Type 1 Diabetes Debbie McCausland Paediatric Diabetes Specialist Nurses
How many people have diabetes? Increase in those with Diabetes has risen from 1.4million to 2.9million since 1996 Predicted to have 5million people with diabetes by 2025. Majority of these have Type 2 diabetes 10% of all adults will develop type 1 diabetes by age of 40yrs Type 1 diabetes is the most common type of diabetes in children.
Normal Insulin Response Insulin ‘unlocks’ the cell doors Glucose enters cells and is used for energy Excess glucose stored
How Does an Insulin Pump Work? Components and their functions: A small computerised, battery operated pump o Allows precise control of insulin delivery A pump reservoir o Holds 2 to 3 days worth of insulin A thin plastic tube called an infusion set o Has a soft cannula or needle at the end inserted just under the skin How does it work? Insulin passes into the subcutaneous (fat) tissue
Continuous Subcutaneous Insulin Infusion (CSII) Programmed delivery of a constant background rate of insulin (basal rate) Programmable to match the individual’s needs Boluses of insulin given with food to the match the carbs eaten

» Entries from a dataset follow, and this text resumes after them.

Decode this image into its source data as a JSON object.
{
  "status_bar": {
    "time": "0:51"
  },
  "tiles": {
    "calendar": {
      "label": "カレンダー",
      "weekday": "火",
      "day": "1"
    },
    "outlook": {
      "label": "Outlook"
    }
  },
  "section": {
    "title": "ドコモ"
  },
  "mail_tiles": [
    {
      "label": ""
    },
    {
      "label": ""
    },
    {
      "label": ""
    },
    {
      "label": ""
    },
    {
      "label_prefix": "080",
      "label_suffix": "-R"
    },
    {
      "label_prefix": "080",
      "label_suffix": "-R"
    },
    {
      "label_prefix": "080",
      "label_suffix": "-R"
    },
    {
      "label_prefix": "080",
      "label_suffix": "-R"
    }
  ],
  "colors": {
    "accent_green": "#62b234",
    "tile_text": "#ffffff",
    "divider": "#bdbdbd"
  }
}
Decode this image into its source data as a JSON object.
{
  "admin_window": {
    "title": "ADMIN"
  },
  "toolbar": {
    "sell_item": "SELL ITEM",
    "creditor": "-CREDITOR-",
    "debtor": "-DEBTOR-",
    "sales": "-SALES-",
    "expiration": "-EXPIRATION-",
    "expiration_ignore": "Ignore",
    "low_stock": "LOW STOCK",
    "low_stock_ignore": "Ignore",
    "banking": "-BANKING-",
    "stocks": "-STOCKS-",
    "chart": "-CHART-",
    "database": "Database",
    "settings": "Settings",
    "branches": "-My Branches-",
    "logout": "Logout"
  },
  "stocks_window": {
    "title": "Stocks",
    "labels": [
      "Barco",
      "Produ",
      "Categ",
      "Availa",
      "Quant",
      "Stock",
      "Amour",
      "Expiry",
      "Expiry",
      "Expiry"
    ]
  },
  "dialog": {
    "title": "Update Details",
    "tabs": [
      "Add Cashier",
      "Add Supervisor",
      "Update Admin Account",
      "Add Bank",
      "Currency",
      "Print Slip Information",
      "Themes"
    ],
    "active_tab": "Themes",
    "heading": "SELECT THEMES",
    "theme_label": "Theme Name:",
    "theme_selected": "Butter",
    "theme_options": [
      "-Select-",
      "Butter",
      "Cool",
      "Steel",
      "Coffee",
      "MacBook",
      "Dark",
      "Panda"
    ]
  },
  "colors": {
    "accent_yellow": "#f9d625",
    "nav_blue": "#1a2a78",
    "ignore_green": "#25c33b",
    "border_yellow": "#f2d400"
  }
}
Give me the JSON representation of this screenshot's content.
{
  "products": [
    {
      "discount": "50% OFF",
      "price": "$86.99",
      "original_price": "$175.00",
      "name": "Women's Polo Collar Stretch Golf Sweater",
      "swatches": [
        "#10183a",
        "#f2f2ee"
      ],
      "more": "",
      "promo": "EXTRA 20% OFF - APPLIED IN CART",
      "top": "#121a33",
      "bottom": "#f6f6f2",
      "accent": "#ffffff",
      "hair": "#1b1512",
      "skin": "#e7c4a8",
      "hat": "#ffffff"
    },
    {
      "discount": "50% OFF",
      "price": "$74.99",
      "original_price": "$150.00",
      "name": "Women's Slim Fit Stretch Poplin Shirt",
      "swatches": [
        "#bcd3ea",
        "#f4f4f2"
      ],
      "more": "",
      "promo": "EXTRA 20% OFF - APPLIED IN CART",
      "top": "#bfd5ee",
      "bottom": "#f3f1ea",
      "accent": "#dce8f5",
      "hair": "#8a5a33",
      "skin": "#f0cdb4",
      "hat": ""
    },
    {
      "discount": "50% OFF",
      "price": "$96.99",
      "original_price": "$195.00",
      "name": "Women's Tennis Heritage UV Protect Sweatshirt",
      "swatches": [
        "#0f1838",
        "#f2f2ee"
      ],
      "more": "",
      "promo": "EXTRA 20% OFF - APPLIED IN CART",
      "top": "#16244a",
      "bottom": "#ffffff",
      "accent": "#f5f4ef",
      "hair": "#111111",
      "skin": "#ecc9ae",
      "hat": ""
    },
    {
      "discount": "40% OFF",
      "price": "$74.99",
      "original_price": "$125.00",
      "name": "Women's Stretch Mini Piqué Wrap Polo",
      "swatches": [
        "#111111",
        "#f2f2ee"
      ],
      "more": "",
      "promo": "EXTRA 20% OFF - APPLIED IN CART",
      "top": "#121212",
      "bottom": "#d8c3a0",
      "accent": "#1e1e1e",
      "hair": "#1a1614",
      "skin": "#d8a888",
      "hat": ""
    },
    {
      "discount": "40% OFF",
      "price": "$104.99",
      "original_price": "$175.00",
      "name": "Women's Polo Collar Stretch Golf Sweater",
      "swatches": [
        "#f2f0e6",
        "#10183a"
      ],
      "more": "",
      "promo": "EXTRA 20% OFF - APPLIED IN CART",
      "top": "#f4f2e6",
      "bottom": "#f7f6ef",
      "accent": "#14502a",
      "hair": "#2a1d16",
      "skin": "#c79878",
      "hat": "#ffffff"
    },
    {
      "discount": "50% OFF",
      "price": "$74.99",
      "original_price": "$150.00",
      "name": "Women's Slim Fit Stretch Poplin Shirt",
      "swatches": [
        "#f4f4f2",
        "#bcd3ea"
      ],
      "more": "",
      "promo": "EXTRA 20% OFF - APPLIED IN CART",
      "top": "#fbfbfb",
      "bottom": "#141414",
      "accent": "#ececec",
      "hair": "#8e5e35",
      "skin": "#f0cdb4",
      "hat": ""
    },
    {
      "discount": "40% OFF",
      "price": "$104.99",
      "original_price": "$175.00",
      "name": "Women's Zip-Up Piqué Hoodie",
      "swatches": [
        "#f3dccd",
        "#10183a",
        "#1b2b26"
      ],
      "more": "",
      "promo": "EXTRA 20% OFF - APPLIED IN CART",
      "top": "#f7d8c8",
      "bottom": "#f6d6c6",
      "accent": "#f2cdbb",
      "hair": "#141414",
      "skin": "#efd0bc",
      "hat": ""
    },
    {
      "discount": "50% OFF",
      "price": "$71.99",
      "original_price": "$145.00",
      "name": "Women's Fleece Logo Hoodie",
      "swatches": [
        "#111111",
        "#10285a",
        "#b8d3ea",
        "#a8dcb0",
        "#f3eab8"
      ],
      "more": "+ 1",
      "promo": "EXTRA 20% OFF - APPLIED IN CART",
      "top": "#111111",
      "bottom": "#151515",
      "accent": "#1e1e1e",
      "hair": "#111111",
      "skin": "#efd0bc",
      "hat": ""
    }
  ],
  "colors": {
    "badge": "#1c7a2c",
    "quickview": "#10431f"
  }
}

Important Factors When Giving Insulin Who gives the injection? Timing in relation to food Injection technique Preparation of pen Needle length To pinch or not to pinch? Injection sites Storage of insulin Expiry of insulin
Carbohydrate Counting A method for controlling blood glucose levels by accurately matching the amount of carbohydrate that is eaten and drunk to the amount of insulin taken.
CHO Counting AdvantagesDisadvantages Helps to improve overall diabetic control No need to snack to avoid hypos More flexibility with meal times More flexibility with portion sizes More flexibility with foods eaten Stabilise blood glucose levels with less fluctuations and swings Takes more time and effort Requires more blood testing and record keeping Requires maths!! Not always easy to estimate carbohydrate content of foods when eating out – at school or in restaurants
Exercise Regular exercise enables the young person to utilize the glucose in their body. Helps weight control Improves self motivation Helps maintain good glycaemic control
Hyperglycaemia A blood glucose level above 8mmol/l Correction of blood glucose by s/c insulin Test BGL every 2 hour Test BKL if BGL > 14mmol/l If BGL >20mmol/l exercise can increase BGL further – need to correct with insulin first. No improvement after 2 correction bolus may need medical review
Diabetic Ketoacidosis Caused by lack of insulin Elevated blood glucose and blood ketones Vomiting, polyuria, polydipsia, weight loss, tiredness Changes in blood gas: pH < 7.3 BE < 15 Dehydrated Deep sighing respiration (Kussmaul breathing) Drowsiness, lethargic, confused Smell of ketones
Annual Screening Coeliac screen at diagnosis Yearly diabetes health checks: Blood tests – TSH, Lipids Urine test (Microalbuminuria) BP Foot checks Retinal screening